When a marriage is heading for divorce, it can feel as if there is an endless list of items to address. For many Tennessee couples, property division is a key concern. The decisions made during the divorce process can have lasting financial ramifications, especially for spouses who are nearing retirement age. The time to address retirement funding is during the negotiation period of a divorce, not after the process is complete.
For spouses who fail to properly integrate retirement planning into their divorce negotiations, one remaining option involves the ability to claim benefits from the Social Security record of a former spouse. In many cases, it is possible to do so, provided that the claiming spouse is unmarried at the time that the claim is made. In addition, if an individual was married to more than one individual, it may be possible to target the earning record of the highest-earning former spouse and make one's claim against that source.
If the former spouse is deceased, it is possible to claim survivor benefits. This is true even if the surviving spouse has remarried, as long as the new marriage took place after the age of 50. In addition, it is possible to claim against the record of a former spouse who has not yet begun the application process for his or her own benefits, as long as the claiming spouse is at least 62 years of age and the divorce was at least two years ago.
While the ability to claim against the Social Security record of a former spouse is a good option to have, it is by no means the best method of funding one's retirement. A better approach would be to include retirement funding in the negotiation process during a Tennessee divorce. By doing so, it is possible to receive a portion of existing retirement accounts as well as other assets that can be used to pay for one's needs in retirement

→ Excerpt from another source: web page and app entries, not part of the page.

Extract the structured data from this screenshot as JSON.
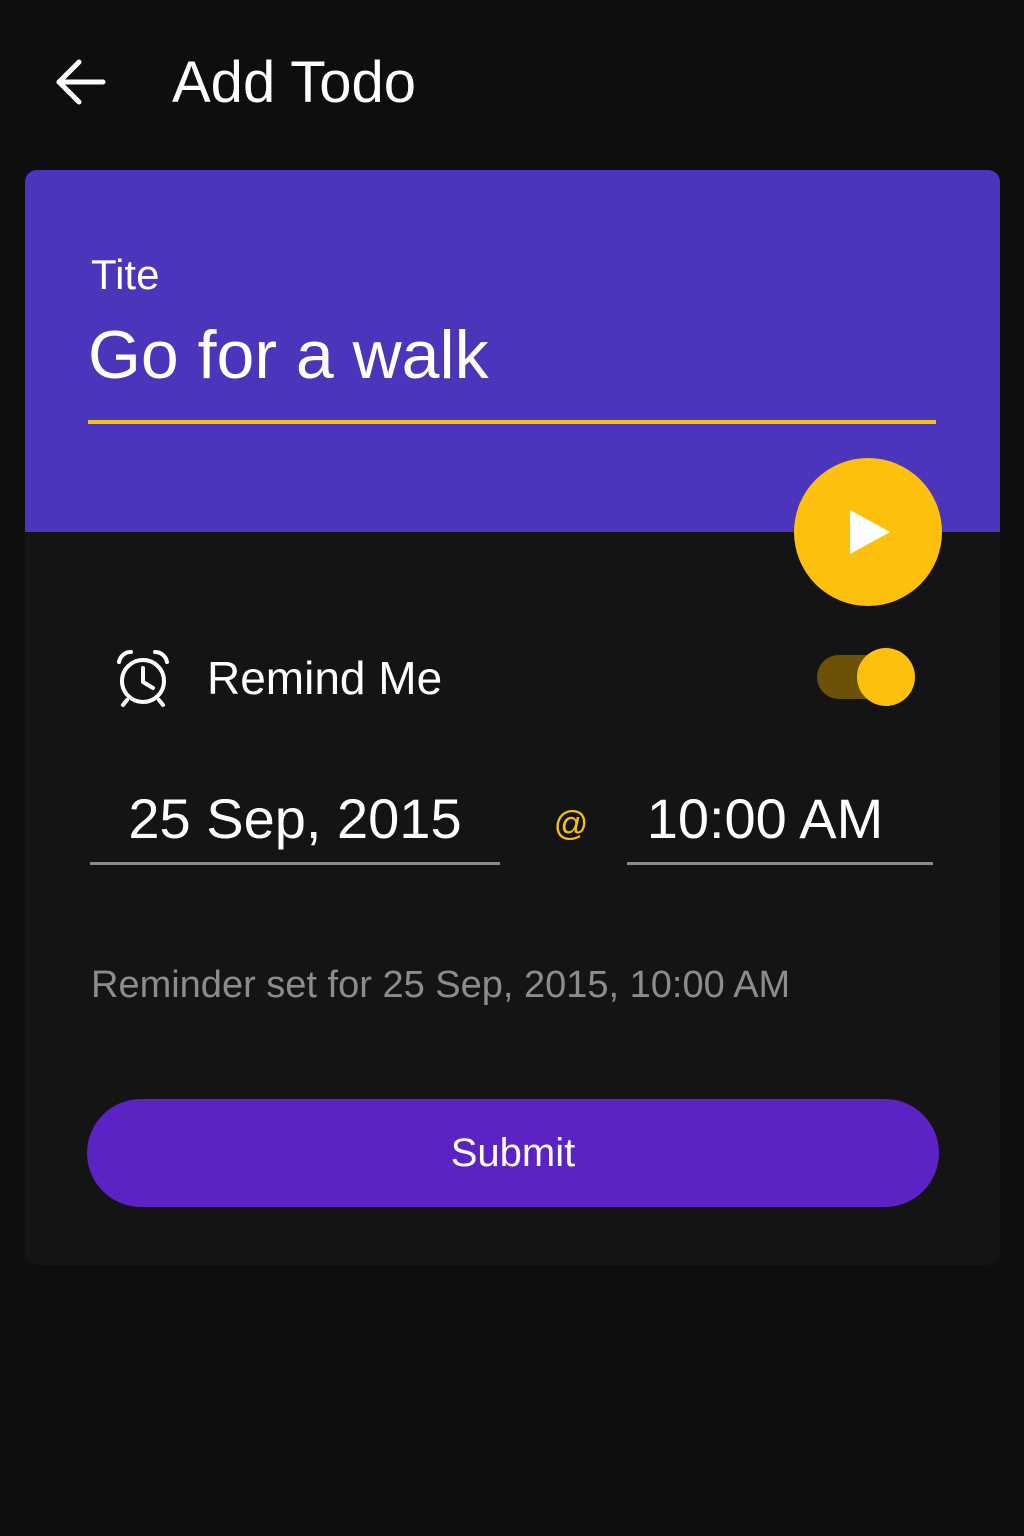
{
  "app_bar": {
    "back_icon": "arrow-left-icon",
    "title": "Add Todo"
  },
  "title_field": {
    "label": "Tite",
    "value": "Go for a walk"
  },
  "fab": {
    "icon": "play-icon"
  },
  "reminder": {
    "icon": "alarm-clock-icon",
    "label": "Remind Me",
    "toggle_on": true,
    "date": "25 Sep, 2015",
    "separator": "@",
    "time": "10:00 AM",
    "summary": "Reminder set for 25 Sep, 2015, 10:00 AM"
  },
  "submit": {
    "label": "Submit"
  },
  "colors": {
    "background": "#0e0e0e",
    "card": "#141414",
    "header": "#4a35bb",
    "accent_yellow": "#fdc10d",
    "submit_purple": "#5b22c4",
    "muted_text": "#8c8c8c"
  }
}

Source: Fox Business, "Divorce Doesn't have to Separate You from Benefits," Dr. Don Taylor, March 13, 2013